SOUL challenging Government racism at the UN
New Zealand’s reputation is on the line. SOUL, the mana whenua-led campaign working to protect confiscated Māori land at
Ihumātao from commercial development, is meeting with the United Nations in Geneva, tomorrow (August 14, 10am-1pm, CEST)
in a bid to pressure the Government to support an alternative future for the land.
SOUL Representatives Pania Newton and Delwyne Roberts will spend three hours with members of the Committee on the
Elimination of Racism and Discrimination (CERD) to explain the case against Special Housing Area 62 at Ihumātao near
Mangere in Auckland.
“I am excited by the opportunity to speak with this Committee and highlight the debacle at Ihumātao which represents a
monumental failure of democracy,” says Pania Newton.
“It is unacceptable that the New Zealand Government is refusing to front up to the injustices at Ihumātao and in the
21st century continues to pass racially discriminatory laws in Aotearoa,” she says.
SOUL is particularly aggrieved by the Crown’s strong support for the profit-driven efforts of transnational corporation
Fletcher Residential Limited (FRL) to build 480 high-priced houses on confiscated land using the draconian provisions of
the Special Housing Area Act.
Delwyne Roberts adds, "It is deeply disappointing that the Government has not listened to the people, despite every
effort to be heard.
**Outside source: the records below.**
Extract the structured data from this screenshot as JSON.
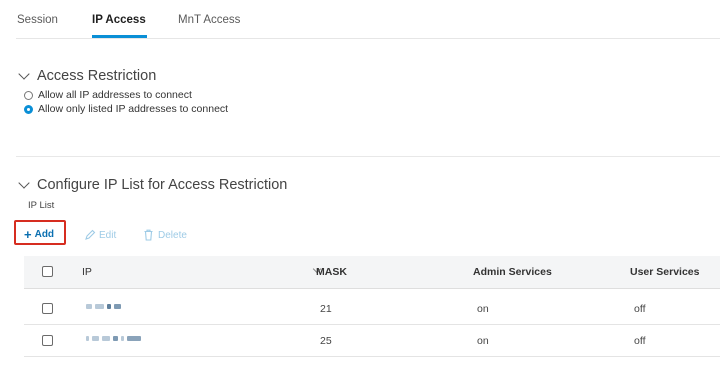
{
  "tabs": [
    {
      "label": "Session",
      "active": false
    },
    {
      "label": "IP Access",
      "active": true
    },
    {
      "label": "MnT Access",
      "active": false
    }
  ],
  "access_restriction": {
    "title": "Access Restriction",
    "options": [
      {
        "label": "Allow all IP addresses to connect",
        "selected": false
      },
      {
        "label": "Allow only listed IP addresses to connect",
        "selected": true
      }
    ]
  },
  "ip_list_section": {
    "title": "Configure IP List for Access Restriction",
    "list_label": "IP List",
    "toolbar": {
      "add": "Add",
      "edit": "Edit",
      "delete": "Delete"
    },
    "columns": [
      "IP",
      "MASK",
      "Admin Services",
      "User Services"
    ],
    "rows": [
      {
        "ip": "",
        "mask": "21",
        "admin": "on",
        "user": "off"
      },
      {
        "ip": "",
        "mask": "25",
        "admin": "on",
        "user": "off"
      }
    ]
  },
  "colors": {
    "accent": "#0a8fd6",
    "highlight_border": "#d62d20"
  }
}
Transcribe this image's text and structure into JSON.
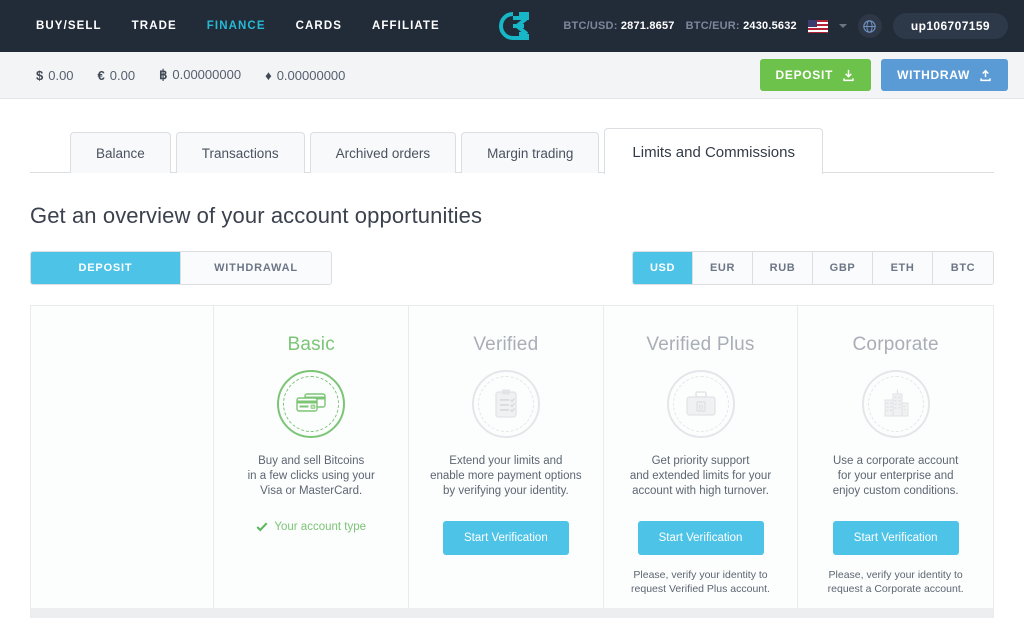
{
  "topnav": {
    "links": [
      {
        "label": "BUY/SELL",
        "active": false
      },
      {
        "label": "TRADE",
        "active": false
      },
      {
        "label": "FINANCE",
        "active": true
      },
      {
        "label": "CARDS",
        "active": false
      },
      {
        "label": "AFFILIATE",
        "active": false
      }
    ],
    "logo_icon": "cex-logo-icon",
    "rates": [
      {
        "label": "BTC/USD:",
        "value": "2871.8657"
      },
      {
        "label": "BTC/EUR:",
        "value": "2430.5632"
      }
    ],
    "flag_icon": "us-flag-icon",
    "chevron_icon": "chevron-down-icon",
    "globe_icon": "globe-icon",
    "username": "up106707159"
  },
  "balancebar": {
    "balances": [
      {
        "symbol": "$",
        "amount": "0.00"
      },
      {
        "symbol": "€",
        "amount": "0.00"
      },
      {
        "symbol": "฿",
        "amount": "0.00000000"
      },
      {
        "symbol": "♦",
        "amount": "0.00000000"
      }
    ],
    "deposit_label": "DEPOSIT",
    "deposit_icon": "download-icon",
    "withdraw_label": "WITHDRAW",
    "withdraw_icon": "upload-icon"
  },
  "tabs": [
    {
      "label": "Balance",
      "active": false
    },
    {
      "label": "Transactions",
      "active": false
    },
    {
      "label": "Archived orders",
      "active": false
    },
    {
      "label": "Margin trading",
      "active": false
    },
    {
      "label": "Limits and Commissions",
      "active": true
    }
  ],
  "main": {
    "title": "Get an overview of your account opportunities",
    "direction_toggle": [
      {
        "label": "DEPOSIT",
        "active": true
      },
      {
        "label": "WITHDRAWAL",
        "active": false
      }
    ],
    "currencies": [
      {
        "label": "USD",
        "active": true
      },
      {
        "label": "EUR",
        "active": false
      },
      {
        "label": "RUB",
        "active": false
      },
      {
        "label": "GBP",
        "active": false
      },
      {
        "label": "ETH",
        "active": false
      },
      {
        "label": "BTC",
        "active": false
      }
    ],
    "accounts": [
      {
        "title": "Basic",
        "icon": "credit-cards-icon",
        "description": "Buy and sell Bitcoins\nin a few clicks using your\nVisa or MasterCard.",
        "account_type_label": "Your account type",
        "check_icon": "check-icon"
      },
      {
        "title": "Verified",
        "icon": "clipboard-icon",
        "description": "Extend your limits and\nenable more payment options\nby verifying your identity.",
        "button_label": "Start Verification"
      },
      {
        "title": "Verified Plus",
        "icon": "briefcase-icon",
        "description": "Get priority support\nand extended limits for your\naccount with high turnover.",
        "button_label": "Start Verification",
        "note": "Please, verify your identity to\nrequest Verified Plus account."
      },
      {
        "title": "Corporate",
        "icon": "buildings-icon",
        "description": "Use a corporate account\nfor your enterprise and\nenjoy custom conditions.",
        "button_label": "Start Verification",
        "note": "Please, verify your identity to\nrequest a Corporate account."
      }
    ]
  },
  "colors": {
    "nav_bg": "#222b38",
    "accent_blue": "#4ec3e8",
    "accent_teal": "#27b9d4",
    "green": "#7cc576",
    "deposit_green": "#6cc24a",
    "withdraw_blue": "#5b9bd5"
  }
}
We have no choice but to try to reach them through the UN.”
The Crown is a signatory to CERD Convention and this year it reports to the Committee about progress on eliminating
racism in this country on August 15th and 16th in Geneva. The Crown faces examination of its record on the basis of
reports from SOUL and other New Zealand NGOs. SOUL is working actively with a coalition of some 20 parties led by
Heather Came, that are challenging the record of the Crown on a range of issues around health, wellbeing and justice,
against the provisions of CERD.
In particular SOUL argues that both the original confiscation and the secretive, non-consultative processes of the SHA
Act, that shut interested parties out of the consenting hearings, breach multiple provisions of the CERD Convention. The
SHA was engineered to fast track housing developments at the expense of proper consultation. Mana whenua at Ihumātao,
with over 800 years of occupation on the land, had no say in the process.
The CERD Convention as interpreted by the Committee in General Recommendation 23, which refers specifically to the
rights of indigenous peoples, via paragraphs 3, 4 and 5, requires signatories to provide for indigenous economic
sustainability, return lands unfairly taken and provision of fair compensation if this is no longer possible.
In addition, SOUL argues that the Crown is in breach of the International Covenant on Civil and Political Rights
(ICCPR), which is often drawn upon in such cases at the UN. Under Article 27 there is a requirement that mana whenua
have rights to use and enjoy their ancestral lands and to be consulted with in respect of developments that may impact
on such lands or sacred sites.
Immediate action by the Government is needed to address these international breaches and restore its reputation.